Look through the lines below and extract each one that contains "Shift".

══ AVAILABLE RECORDS ══

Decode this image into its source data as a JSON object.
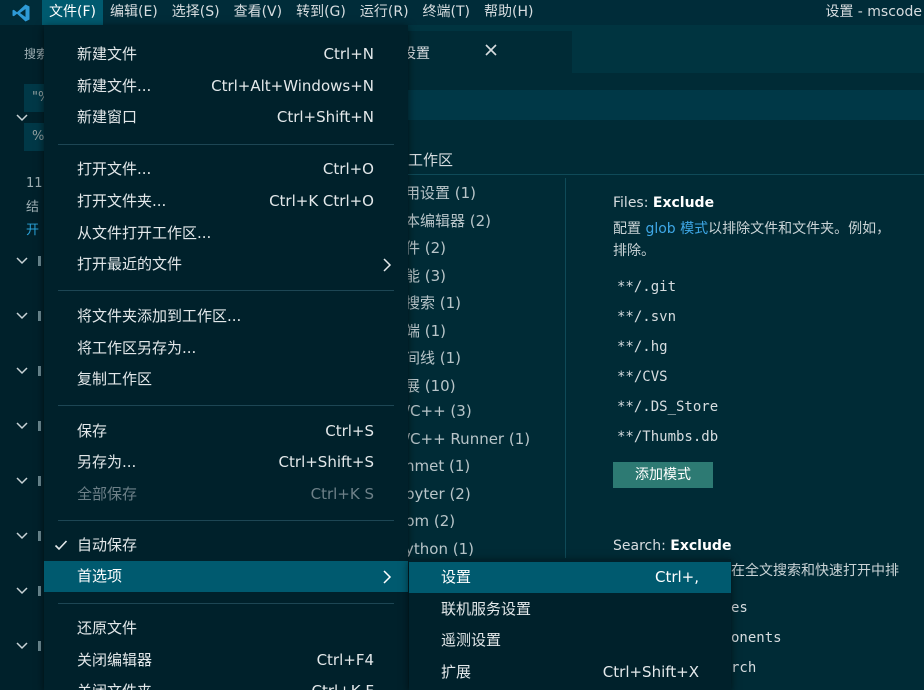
{
  "titlebar": {
    "menus": [
      "文件(F)",
      "编辑(E)",
      "选择(S)",
      "查看(V)",
      "转到(G)",
      "运行(R)",
      "终端(T)",
      "帮助(H)"
    ],
    "window_title": "设置 - mscode"
  },
  "sidebar": {
    "title": "搜索",
    "input1": "\"%",
    "input2": "%",
    "result_count": "11",
    "result_text": "结",
    "open_link": "开"
  },
  "editor": {
    "tab_label": "设置",
    "scope_tab": "工作区",
    "toc": [
      "用设置 (1)",
      "本编辑器 (2)",
      "件 (2)",
      "能 (3)",
      "搜索 (1)",
      "端 (1)",
      "间线 (1)",
      "展 (10)",
      "/C++ (3)",
      "/C++ Runner (1)",
      "nmet (1)",
      "pyter (2)",
      "pm (2)",
      "ython (1)"
    ],
    "files_exclude": {
      "title_prefix": "Files: ",
      "title_name": "Exclude",
      "desc_before": "配置 ",
      "desc_link": "glob 模式",
      "desc_after": "以排除文件和文件夹。例如，",
      "desc_line2": "排除。",
      "patterns": [
        "**/.git",
        "**/.svn",
        "**/.hg",
        "**/CVS",
        "**/.DS_Store",
        "**/Thumbs.db"
      ],
      "add_button": "添加模式"
    },
    "search_exclude": {
      "title_prefix": "Search: ",
      "title_name": "Exclude",
      "desc": "在全文搜索和快速打开中排",
      "patterns": [
        "es",
        "onents",
        "rch"
      ]
    }
  },
  "file_menu": {
    "items": [
      {
        "label": "新建文件",
        "key": "Ctrl+N"
      },
      {
        "label": "新建文件...",
        "key": "Ctrl+Alt+Windows+N"
      },
      {
        "label": "新建窗口",
        "key": "Ctrl+Shift+N"
      },
      {
        "label": "打开文件...",
        "key": "Ctrl+O"
      },
      {
        "label": "打开文件夹...",
        "key": "Ctrl+K Ctrl+O"
      },
      {
        "label": "从文件打开工作区...",
        "key": ""
      },
      {
        "label": "打开最近的文件",
        "key": ""
      },
      {
        "label": "将文件夹添加到工作区...",
        "key": ""
      },
      {
        "label": "将工作区另存为...",
        "key": ""
      },
      {
        "label": "复制工作区",
        "key": ""
      },
      {
        "label": "保存",
        "key": "Ctrl+S"
      },
      {
        "label": "另存为...",
        "key": "Ctrl+Shift+S"
      },
      {
        "label": "全部保存",
        "key": "Ctrl+K S"
      },
      {
        "label": "自动保存",
        "key": ""
      },
      {
        "label": "首选项",
        "key": ""
      },
      {
        "label": "还原文件",
        "key": ""
      },
      {
        "label": "关闭编辑器",
        "key": "Ctrl+F4"
      },
      {
        "label": "关闭文件夹",
        "key": "Ctrl+K F"
      }
    ]
  },
  "preferences_submenu": {
    "items": [
      {
        "label": "设置",
        "key": "Ctrl+,"
      },
      {
        "label": "联机服务设置",
        "key": ""
      },
      {
        "label": "遥测设置",
        "key": ""
      },
      {
        "label": "扩展",
        "key": "Ctrl+Shift+X"
      }
    ]
  }
}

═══

◆ EXPECTED ANSWER:
        "key": "Ctrl+Shift+N"
        "key": "Ctrl+Shift+S"
        "key": "Ctrl+Shift+X"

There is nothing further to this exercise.